■ **What you are asked to do**: Beneath this task are records; count how many lines include the string "zoom" and answer with that number alone.

■ **Information supplied**:

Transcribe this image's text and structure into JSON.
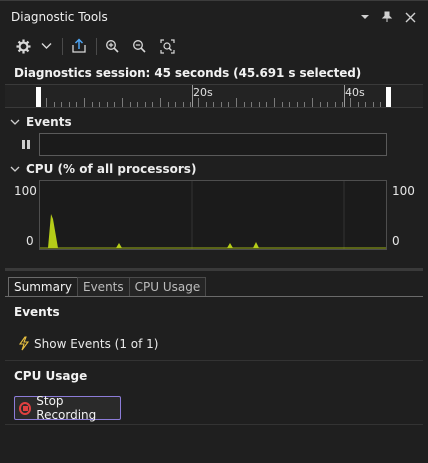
{
  "window": {
    "title": "Diagnostic Tools"
  },
  "session": {
    "text": "Diagnostics session: 45 seconds (45.691 s selected)"
  },
  "ruler": {
    "labels": [
      "20s",
      "40s"
    ]
  },
  "events_section": {
    "label": "Events"
  },
  "cpu_section": {
    "label": "CPU (% of all processors)",
    "y_max": "100",
    "y_min": "0"
  },
  "tabs": [
    {
      "label": "Summary",
      "active": true
    },
    {
      "label": "Events",
      "active": false
    },
    {
      "label": "CPU Usage",
      "active": false
    }
  ],
  "summary": {
    "events_heading": "Events",
    "show_events": "Show Events (1 of 1)",
    "cpu_heading": "CPU Usage",
    "stop_recording": "Stop Recording"
  },
  "colors": {
    "cpu_fill": "#b5cc18",
    "record": "#e04040",
    "button_border": "#8c7cd8"
  },
  "icons": [
    "dropdown-icon",
    "pin-icon",
    "close-icon",
    "gear-icon",
    "chevron-down-icon",
    "export-icon",
    "zoom-in-icon",
    "zoom-out-icon",
    "reset-zoom-icon",
    "pause-icon",
    "lightning-icon",
    "record-stop-icon"
  ]
}
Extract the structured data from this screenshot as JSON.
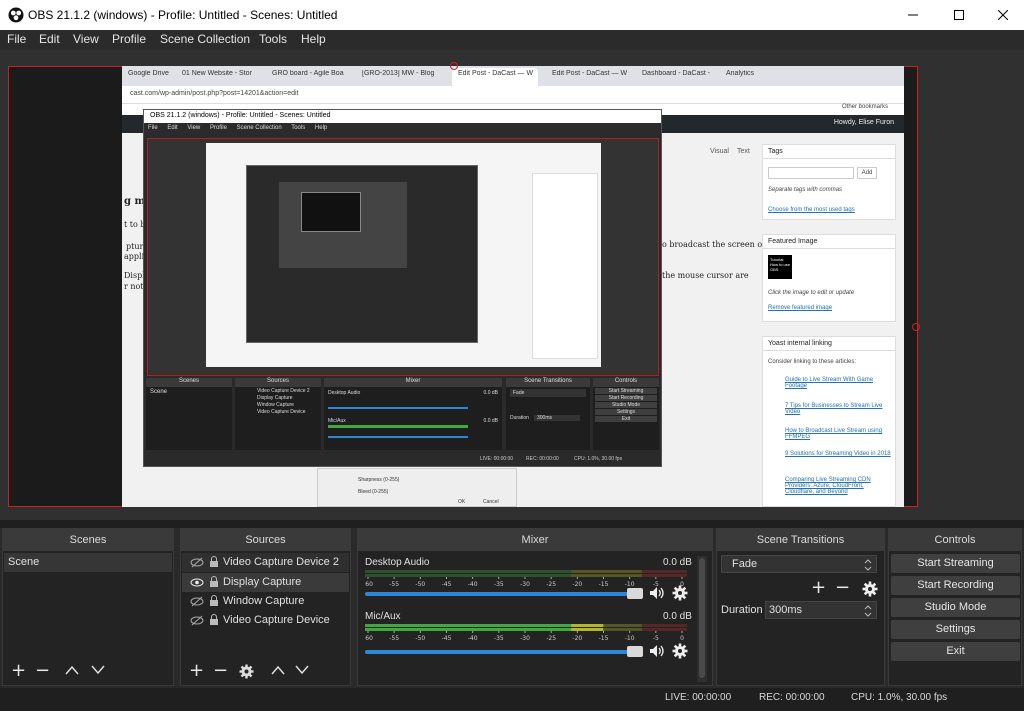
{
  "window": {
    "title": "OBS 21.1.2 (windows) - Profile: Untitled - Scenes: Untitled",
    "controls": [
      "minimize-icon",
      "maximize-icon",
      "close-icon"
    ]
  },
  "menu": [
    "File",
    "Edit",
    "View",
    "Profile",
    "Scene Collection",
    "Tools",
    "Help"
  ],
  "preview": {
    "browser_tabs": [
      "Google Drive",
      "01 New Website - Stor",
      "GRO board - Agile Boa",
      "[GRO-2013] MW - Blog",
      "Edit Post - DaCast — W",
      "Edit Post - DaCast — W",
      "Dashboard - DaCast -",
      "Analytics"
    ],
    "url": "cast.com/wp-admin/post.php?post=14201&action=edit",
    "other_bookmarks": "Other bookmarks",
    "wp_user": "Howdy, Elise Furon",
    "visual_tab": "Visual",
    "text_tab": "Text",
    "body_fragments": [
      "t to bro",
      "pture",
      "applic",
      "Displ",
      "r not, i",
      "g m",
      "o broadcast the screen of",
      "the mouse cursor are"
    ],
    "tags_box": {
      "title": "Tags",
      "add": "Add",
      "hint": "Separate tags with commas",
      "link": "Choose from the most used tags"
    },
    "featured_box": {
      "title": "Featured Image",
      "thumb_text": "Tutorial: How to use OBS",
      "hint": "Click the image to edit or update",
      "link": "Remove featured image"
    },
    "yoast_box": {
      "title": "Yoast internal linking",
      "intro": "Consider linking to these articles:",
      "items": [
        "Guide to Live Stream With Game Footage",
        "7 Tips for Businesses to Stream Live Video",
        "How to Broadcast Live Stream using FFMPEG",
        "9 Solutions for Streaming Video in 2018",
        "Comparing Live Streaming CDN Providers: Azure, CloudFront, Cloudflare, and Beyond"
      ]
    },
    "inner_obs": {
      "title": "OBS 21.1.2 (windows) - Profile: Untitled - Scenes: Untitled",
      "menu": [
        "File",
        "Edit",
        "View",
        "Profile",
        "Scene Collection",
        "Tools",
        "Help"
      ],
      "docks": [
        "Scenes",
        "Sources",
        "Mixer",
        "Scene Transitions",
        "Controls"
      ],
      "scene": "Scene",
      "sources": [
        "Video Capture Device 2",
        "Display Capture",
        "Window Capture",
        "Video Capture Device"
      ],
      "mixer": [
        {
          "name": "Desktop Audio",
          "db": "0.0 dB"
        },
        {
          "name": "Mic/Aux",
          "db": "0.0 dB"
        }
      ],
      "transition": "Fade",
      "duration_label": "Duration",
      "duration": "300ms",
      "buttons": [
        "Start Streaming",
        "Start Recording",
        "Studio Mode",
        "Settings",
        "Exit"
      ],
      "status": {
        "live": "LIVE: 00:00:00",
        "rec": "REC: 00:00:00",
        "cpu": "CPU: 1.0%, 30.00 fps"
      }
    },
    "bottom_fragments": [
      "Sharpness (0-255)",
      "Bleed (0-255)",
      "OK",
      "Cancel"
    ]
  },
  "docks": {
    "scenes": {
      "title": "Scenes",
      "items": [
        "Scene"
      ]
    },
    "sources": {
      "title": "Sources",
      "items": [
        {
          "label": "Video Capture Device 2",
          "visible": false
        },
        {
          "label": "Display Capture",
          "visible": true
        },
        {
          "label": "Window Capture",
          "visible": false
        },
        {
          "label": "Video Capture Device",
          "visible": false
        }
      ]
    },
    "mixer": {
      "title": "Mixer",
      "channels": [
        {
          "name": "Desktop Audio",
          "db": "0.0 dB",
          "level": 0.0,
          "volume": 1.0
        },
        {
          "name": "Mic/Aux",
          "db": "0.0 dB",
          "level": 0.74,
          "volume": 1.0
        }
      ],
      "ticks": [
        "-60",
        "-55",
        "-50",
        "-45",
        "-40",
        "-35",
        "-30",
        "-25",
        "-20",
        "-15",
        "-10",
        "-5",
        "0"
      ]
    },
    "transitions": {
      "title": "Scene Transitions",
      "selected": "Fade",
      "duration_label": "Duration",
      "duration": "300ms"
    },
    "controls": {
      "title": "Controls",
      "buttons": [
        "Start Streaming",
        "Start Recording",
        "Studio Mode",
        "Settings",
        "Exit"
      ]
    }
  },
  "status": {
    "live": "LIVE: 00:00:00",
    "rec": "REC: 00:00:00",
    "cpu": "CPU: 1.0%, 30.00 fps"
  },
  "colors": {
    "accent_red": "#cc2020",
    "meter_green": "#3fa83f",
    "meter_yellow": "#b4b431",
    "meter_red": "#b43030",
    "slider_blue": "#2e86d6"
  }
}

■ **Answer section**: 3